3. Intermediate filaments -- connect dense bodies & help hold bundles in place. (Dense body = same function as Z line in skeletal muscle.)

4. No T tubules.

5. Two Types.

    a. Single Unit smooth muscle -- the cells are connected by gap junctions and contract as a unit.

    b. Multi unit smooth muscle -- the cells are not coupled electrically; cells are stimulated and contract individually.

6. Structure of nerve/muscle synapse -- See handout 20C. Neurons have multiple varicosities (points of contact with smooth muscle -- contain vesicles of neurotransmitter), and smooth muscle has no complex structure at synapse (no motor endplate). One smooth muscle cell (or group of cells) can get input from both PS and S.

    C. How Ca++ triggers contraction

1. Role of Ca++: State of thick filaments, not state of thin, are affected by Ca++.

2. Where Ca++ comes from

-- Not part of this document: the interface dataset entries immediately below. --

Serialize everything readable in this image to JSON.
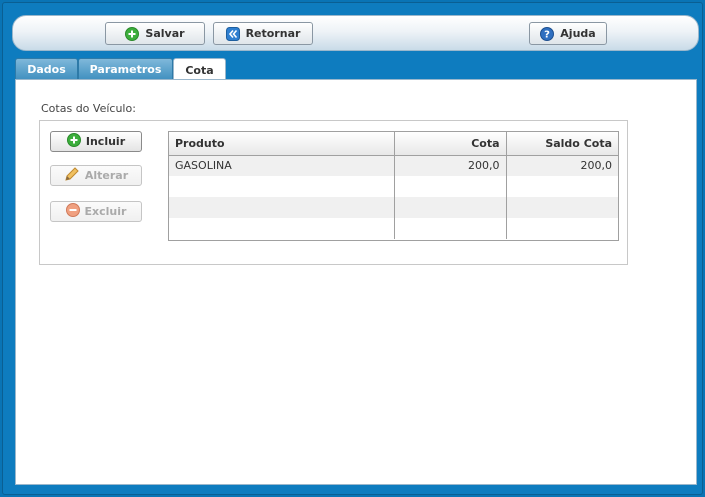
{
  "toolbar": {
    "save_label": "Salvar",
    "return_label": "Retornar",
    "help_label": "Ajuda"
  },
  "tabs": [
    {
      "label": "Dados"
    },
    {
      "label": "Parametros"
    },
    {
      "label": "Cota"
    }
  ],
  "section": {
    "label": "Cotas do Veículo:"
  },
  "actions": {
    "include_label": "Incluir",
    "edit_label": "Alterar",
    "delete_label": "Excluir"
  },
  "grid": {
    "headers": [
      "Produto",
      "Cota",
      "Saldo Cota"
    ],
    "rows": [
      [
        "GASOLINA",
        "200,0",
        "200,0"
      ]
    ]
  },
  "colors": {
    "frame": "#0e7cbf",
    "tab_active": "#ffffff",
    "tab_inactive": "#3f8fbf"
  }
}
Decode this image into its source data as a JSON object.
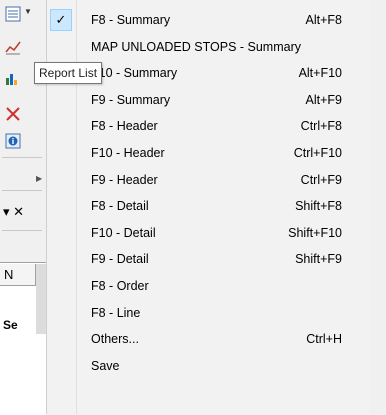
{
  "tooltip": {
    "text": "Report List"
  },
  "side": {
    "column_header": "N",
    "row_label": "Se"
  },
  "menu": {
    "items": [
      {
        "label": "F8 - Summary",
        "shortcut": "Alt+F8",
        "checked": true
      },
      {
        "label": "MAP UNLOADED STOPS - Summary",
        "shortcut": ""
      },
      {
        "label": "F10 - Summary",
        "shortcut": "Alt+F10"
      },
      {
        "label": "F9 - Summary",
        "shortcut": "Alt+F9"
      },
      {
        "label": "F8 - Header",
        "shortcut": "Ctrl+F8"
      },
      {
        "label": "F10 - Header",
        "shortcut": "Ctrl+F10"
      },
      {
        "label": "F9 - Header",
        "shortcut": "Ctrl+F9"
      },
      {
        "label": "F8 - Detail",
        "shortcut": "Shift+F8"
      },
      {
        "label": "F10 - Detail",
        "shortcut": "Shift+F10"
      },
      {
        "label": "F9 - Detail",
        "shortcut": "Shift+F9"
      },
      {
        "label": "F8 - Order",
        "shortcut": ""
      },
      {
        "label": "F8 - Line",
        "shortcut": ""
      },
      {
        "label": "Others...",
        "shortcut": "Ctrl+H"
      },
      {
        "label": "Save",
        "shortcut": ""
      }
    ]
  },
  "colors": {
    "check_bg": "#cce8ff",
    "check_border": "#99d1ff",
    "close_red": "#d32f2f"
  }
}
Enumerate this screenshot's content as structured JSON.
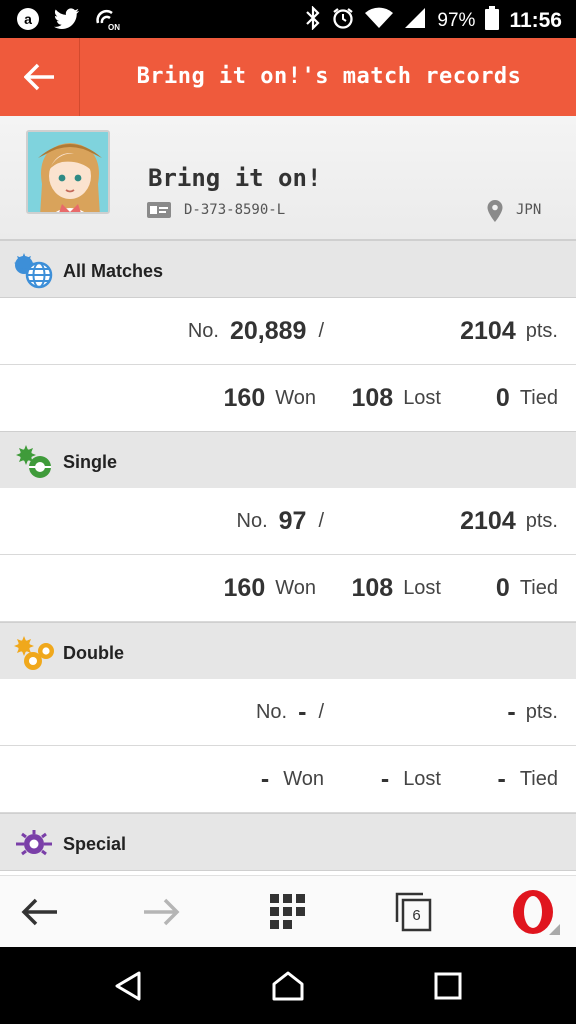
{
  "status_bar": {
    "battery": "97%",
    "time": "11:56",
    "left_icons": [
      "app-notification-icon",
      "twitter-icon",
      "nfc-icon"
    ],
    "right_icons": [
      "bluetooth-icon",
      "alarm-icon",
      "wifi-icon",
      "signal-icon",
      "battery-icon"
    ]
  },
  "header": {
    "title": "Bring it on!'s match records"
  },
  "profile": {
    "name": "Bring it on!",
    "id": "D-373-8590-L",
    "region": "JPN"
  },
  "sections": {
    "all": {
      "label": "All Matches",
      "rank_prefix": "No.",
      "rank": "20,889",
      "sep": "/",
      "points": "2104",
      "points_unit": "pts.",
      "won": "160",
      "won_label": "Won",
      "lost": "108",
      "lost_label": "Lost",
      "tied": "0",
      "tied_label": "Tied"
    },
    "single": {
      "label": "Single",
      "rank_prefix": "No.",
      "rank": "97",
      "sep": "/",
      "points": "2104",
      "points_unit": "pts.",
      "won": "160",
      "won_label": "Won",
      "lost": "108",
      "lost_label": "Lost",
      "tied": "0",
      "tied_label": "Tied"
    },
    "double": {
      "label": "Double",
      "rank_prefix": "No.",
      "rank": "-",
      "sep": "/",
      "points": "-",
      "points_unit": "pts.",
      "won": "-",
      "won_label": "Won",
      "lost": "-",
      "lost_label": "Lost",
      "tied": "-",
      "tied_label": "Tied"
    },
    "special": {
      "label": "Special"
    }
  },
  "toolbar": {
    "tabs_count": "6"
  },
  "colors": {
    "header": "#ef5a3c",
    "section_bg": "#e6e6e6",
    "opera_red": "#e0151e"
  }
}
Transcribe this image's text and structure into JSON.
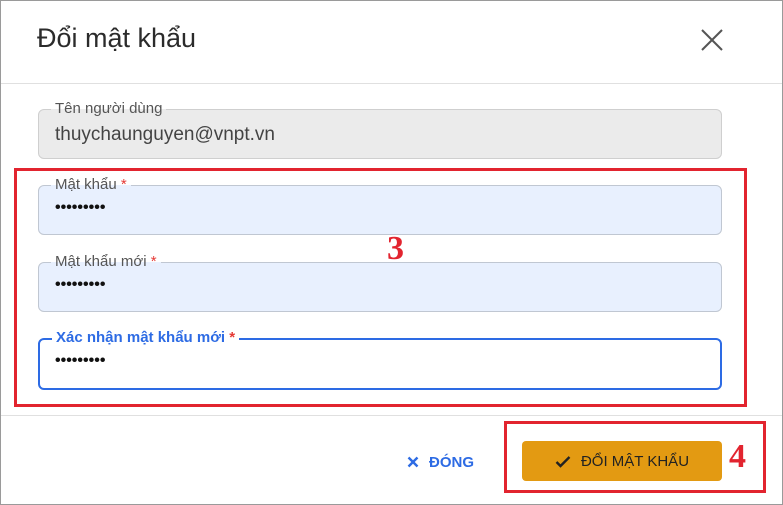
{
  "dialog": {
    "title": "Đổi mật khẩu",
    "close_icon": "close-icon"
  },
  "fields": {
    "username": {
      "label": "Tên người dùng",
      "value": "thuychaunguyen@vnpt.vn"
    },
    "password": {
      "label": "Mật khẩu",
      "required_mark": "*",
      "value": "•••••••••"
    },
    "new_password": {
      "label": "Mật khẩu mới",
      "required_mark": "*",
      "value": "•••••••••"
    },
    "confirm_password": {
      "label": "Xác nhận mật khẩu mới",
      "required_mark": "*",
      "value": "•••••••••"
    }
  },
  "footer": {
    "cancel_label": "ĐÓNG",
    "cancel_icon": "x-icon",
    "confirm_label": "ĐỔI MẬT KHẨU",
    "confirm_icon": "check-icon"
  },
  "annotations": {
    "fields_step": "3",
    "button_step": "4"
  },
  "colors": {
    "accent_blue": "#2d6be4",
    "confirm_orange": "#e39a12",
    "annotation_red": "#e2242f",
    "required_red": "#e53935"
  }
}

a. Most Ca++ comes from outside of cell. Neurotransmitters, hormones etc. open Ca++ channels in plasma membrane using second messengers, and Ca++ comes in from extracellular fluid (ECF).  In some smooth muscles, voltage gated Ca++ channels open and generate an AP.

b. A little Ca++ is released by the ER.

3. Ca++ binding protein: Calmodulin, not troponin, controls response to Ca++.  See Becker fig. 16-24 (23-24) & handout 20C.

a. Calmodulin-Ca++ complex forms

b. Calmodulin--Ca++ complex binds to and activates a kinase (MLCK)

c. Kinase phosphorylates and activates myosin (so it can bind actin).

Next Time: wrap up of smooth muscle, & a little on cardiac muscle; then kidney function.